Ultimately though, despite the western liberal imagination, humans don't live in vacuums, don't live without their histories, their cultures, their faiths. Liberalism needs to erase those to make everyone good liberals - its imperialistic, violent, and oppressive.

Why ask what we would be like inside a vacuum? why not accept it doesn't exist and the world is messy, infused with incredible diversity...


LostYonder wrote

The only one responsible for the increasing number of incels, or at least their increasing visibility, are incels themselves! It is called a REACTIONary movement for a reason - they are reacting to their perceived loss of power/status/domination in society because they have warped mentalities that believe they actually are entitled to power/status/domination over women for no reason other than their gender.

Incels are morons and it is best they remain as incels rather than continue to inbreed...


LostYonder wrote


Why can't we make our own beer, biodegradable soaps, publish our own books??? Yes, we are dependent on goods being traded, shipped, and made available but we don't have to be dependent on particular or singular corporations that attempt to corner the market on particular produced things.

Can't we rethink economies where corporations or their particular goods/brands are the defining feature? How is it that even our own desires and tastes are defined by a corporation?


LostYonder wrote

My interest is part of a research project actually, finding different critiques of and alternatives to peace as a liberal/statist project.
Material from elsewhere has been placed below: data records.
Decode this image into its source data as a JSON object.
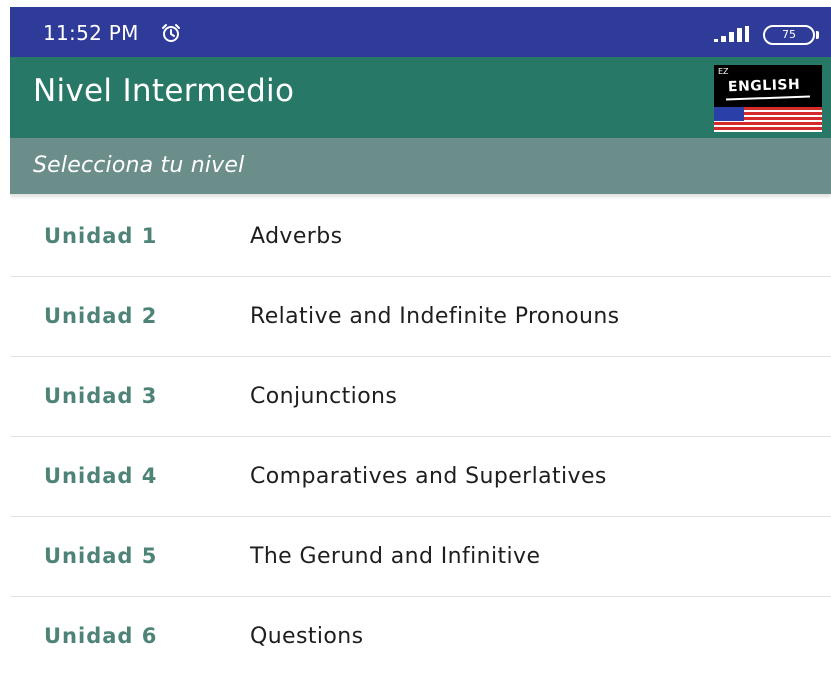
{
  "status_bar": {
    "time": "11:52 PM",
    "battery": "75",
    "color": "#2f3b99"
  },
  "app_bar": {
    "title": "Nivel Intermedio",
    "color": "#277866",
    "logo": {
      "word": "ENGLISH",
      "small_text": "EZ"
    }
  },
  "subtitle": {
    "text": "Selecciona tu nivel",
    "color": "#6c8e8a"
  },
  "units": [
    {
      "label": "Unidad 1",
      "title": "Adverbs"
    },
    {
      "label": "Unidad 2",
      "title": "Relative and Indefinite Pronouns"
    },
    {
      "label": "Unidad 3",
      "title": "Conjunctions"
    },
    {
      "label": "Unidad 4",
      "title": "Comparatives and Superlatives"
    },
    {
      "label": "Unidad 5",
      "title": "The Gerund and Infinitive"
    },
    {
      "label": "Unidad 6",
      "title": "Questions"
    }
  ],
  "colors": {
    "unit_label": "#4e8478",
    "unit_title": "#1e1e1e"
  },
  "icons": {
    "alarm": "alarm-clock-icon",
    "signal": "signal-bars-icon",
    "battery": "battery-icon"
  }
}
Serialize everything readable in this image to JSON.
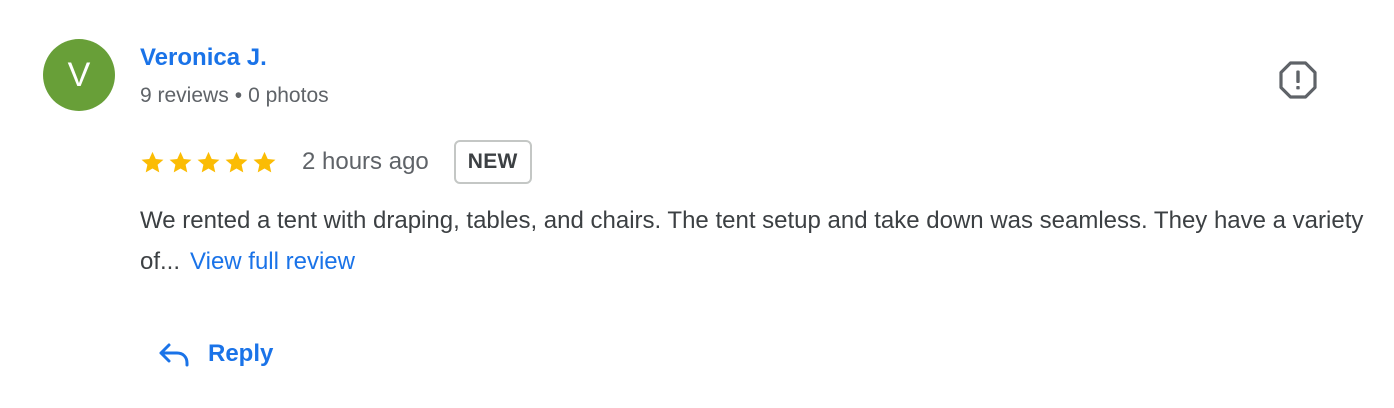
{
  "reviewer": {
    "initial": "V",
    "avatar_color": "#689f38",
    "name": "Veronica J.",
    "reviews": "9 reviews",
    "separator": "•",
    "photos": "0 photos"
  },
  "flag": {
    "icon": "report-flag-icon"
  },
  "rating": {
    "stars": 5,
    "max_stars": 5,
    "star_color": "#fbbc04",
    "time": "2 hours ago",
    "badge": "NEW"
  },
  "review": {
    "text": "We rented a tent with draping, tables, and chairs. The tent setup and take down was seamless. They have a variety of...",
    "view_full": "View full review"
  },
  "actions": {
    "reply_label": "Reply",
    "reply_icon": "reply-arrow-icon"
  },
  "colors": {
    "link": "#1a73e8",
    "text": "#3c4043",
    "secondary": "#5f6368"
  }
}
I fully get and appreciate that peace should not be imagined as an ideology, a "road-map", a utopic imposition. Though, that is one approach - a sort of guiding principle, how to imagine a peaceful society, or at least one freed from the mass destruction of state-capitalism and more equitable than liberal impositions.

I think what I am trying to get at is, is peace as an overarching value of social relations, a social ethic--how we interact with one another, our sense of giving, our hospitality towards strangers, our willingness to not accept any form of injustice or inequalities. That is, is there a conceptualization of peace as a lived ethic of everyday encounters and interactions?
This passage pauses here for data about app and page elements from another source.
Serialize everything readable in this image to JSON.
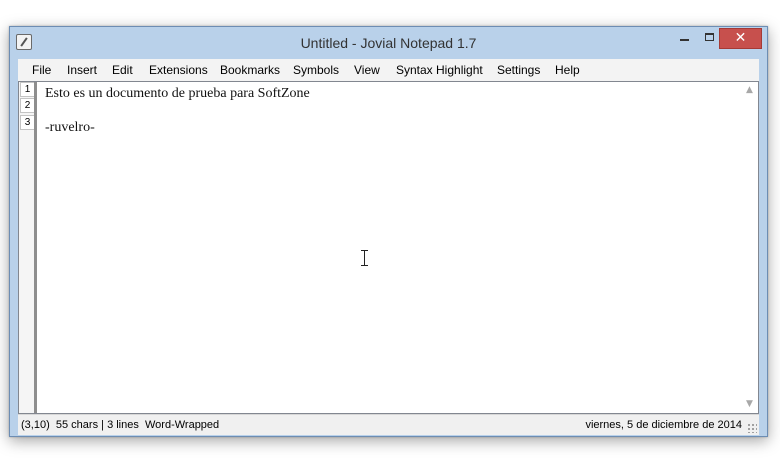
{
  "window": {
    "title": "Untitled - Jovial Notepad 1.7",
    "close_symbol": "✕"
  },
  "menu": [
    "File",
    "Insert",
    "Edit",
    "Extensions",
    "Bookmarks",
    "Symbols",
    "View",
    "Syntax Highlight",
    "Settings",
    "Help"
  ],
  "editor": {
    "line_numbers": [
      "1",
      "2",
      "3"
    ],
    "lines": [
      "Esto es un documento de prueba para SoftZone",
      "",
      "-ruvelro-"
    ]
  },
  "status": {
    "position": "(3,10)",
    "chars": "55 chars",
    "lines": "3 lines",
    "wrap": "Word-Wrapped",
    "date": "viernes, 5 de diciembre de 2014"
  },
  "colors": {
    "close_button": "#c7504d",
    "titlebar": "#b9d1ea"
  },
  "icons": [
    "notepad-app-icon",
    "minimize-icon",
    "maximize-icon",
    "close-icon",
    "scroll-up-icon",
    "scroll-down-icon",
    "text-cursor-icon",
    "resize-grip-icon"
  ]
}
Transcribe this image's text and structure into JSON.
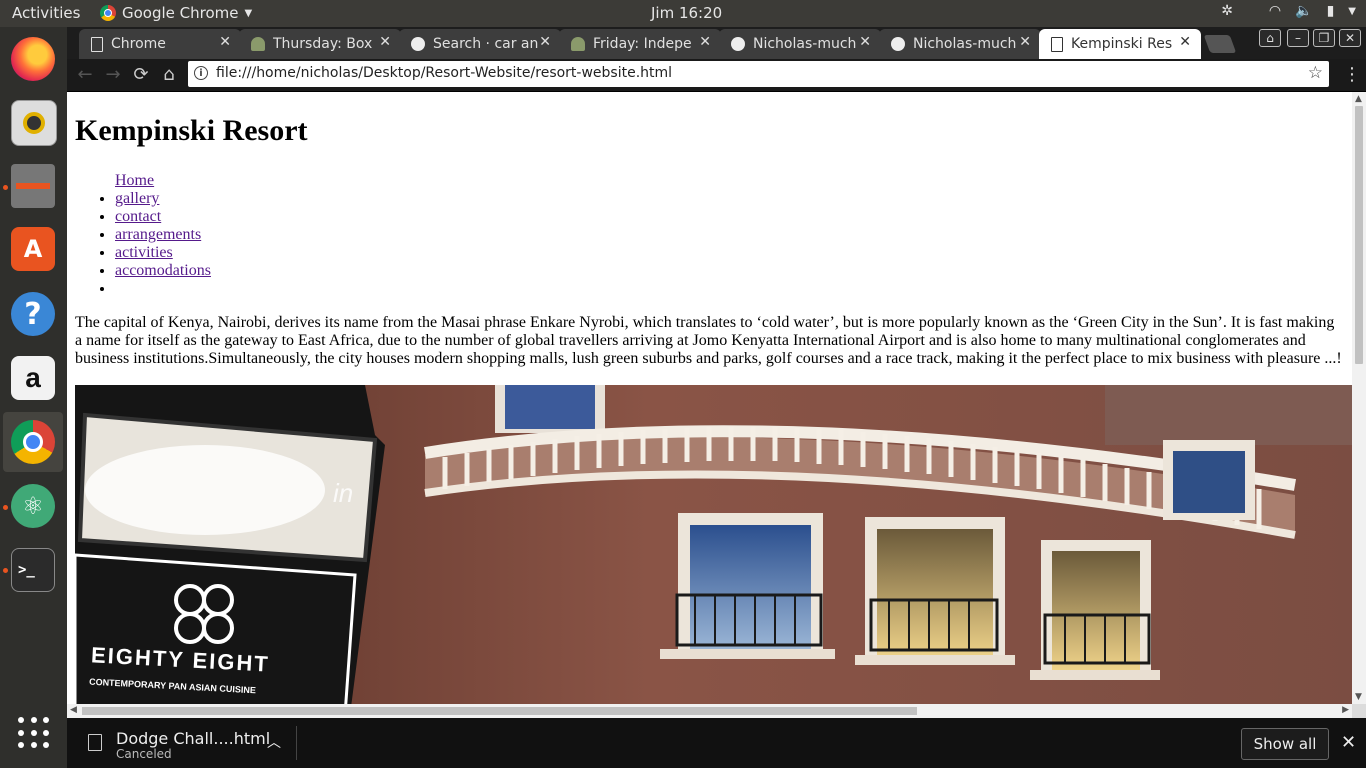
{
  "topbar": {
    "activities": "Activities",
    "app_menu": "Google Chrome",
    "clock": "Jim 16:20"
  },
  "tabs": [
    {
      "label": "Chrome",
      "icon": "page-icon"
    },
    {
      "label": "Thursday: Box",
      "icon": "tree-icon"
    },
    {
      "label": "Search · car an",
      "icon": "github-icon"
    },
    {
      "label": "Friday: Indepe",
      "icon": "tree-icon"
    },
    {
      "label": "Nicholas-much",
      "icon": "github-icon"
    },
    {
      "label": "Nicholas-much",
      "icon": "github-icon"
    },
    {
      "label": "Kempinski Res",
      "icon": "page-icon",
      "active": true
    }
  ],
  "address": {
    "url": "file:///home/nicholas/Desktop/Resort-Website/resort-website.html"
  },
  "page": {
    "title": "Kempinski Resort",
    "nav": [
      "Home",
      "gallery",
      "contact",
      "arrangements",
      "activities",
      "accomodations"
    ],
    "intro": "The capital of Kenya, Nairobi, derives its name from the Masai phrase Enkare Nyrobi, which translates to ‘cold water’, but is more popularly known as the ‘Green City in the Sun’. It is fast making a name for itself as the gateway to East Africa, due to the number of global travellers arriving at Jomo Kenyatta International Airport and is also home to many multinational conglomerates and business institutions.Simultaneously, the city houses modern shopping malls, lush green suburbs and parks, golf courses and a race track, making it the perfect place to mix business with pleasure ...!",
    "sign_brand": "EIGHTY EIGHT",
    "sign_tagline": "CONTEMPORARY PAN ASIAN CUISINE",
    "sign_fragment": "in"
  },
  "downloads": {
    "filename": "Dodge Chall....html",
    "status": "Canceled",
    "show_all": "Show all"
  },
  "colors": {
    "link": "#551a8b",
    "dock_active_dot": "#e95420"
  }
}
LostYonder wrote

The assumption of astrology is that the date of birth informs your personality, your behavior patterns, and your future. It seems to me ludicrous, at best, to assume 360,000 people that are born on the exact same day all are going to have the same qualities regardless of the actual context of their births, their psychological make-up as it becomes formed by their rearing/family, and their socio-cultural worlds.

Even if one was to concede that there is some basis to it - so what? what are you going to do with that information? It seems to me there are much more productive processes of self-reflection and awareness that actually provide us a guide for recognizing/defining, pursuing, and achieving our aspirations...


LostYonder wrote

At the moment it will capture some interest for disaffected Democrats while simultaneously providing a basis for radicals to find a legitimate foundation to meet, talk, and do things on the local level. ultimately, the liberals will either undermine it by making it a "safe space" for all or abandon it, disowning it. As for the radicals, it will be a cathartic exercise in building a national platform and continue as a place to be locally engaged, but it will be highly circumscribed by its national ambitions and the liberal mindset...

I would like to be more hopeful, and I do think it is worth supporting if only as a strategic disruption to the 2-party system, but it is called a system for a reason and you can't penetrate it and remain true to your values and objectives; you can only ultimately destroy it!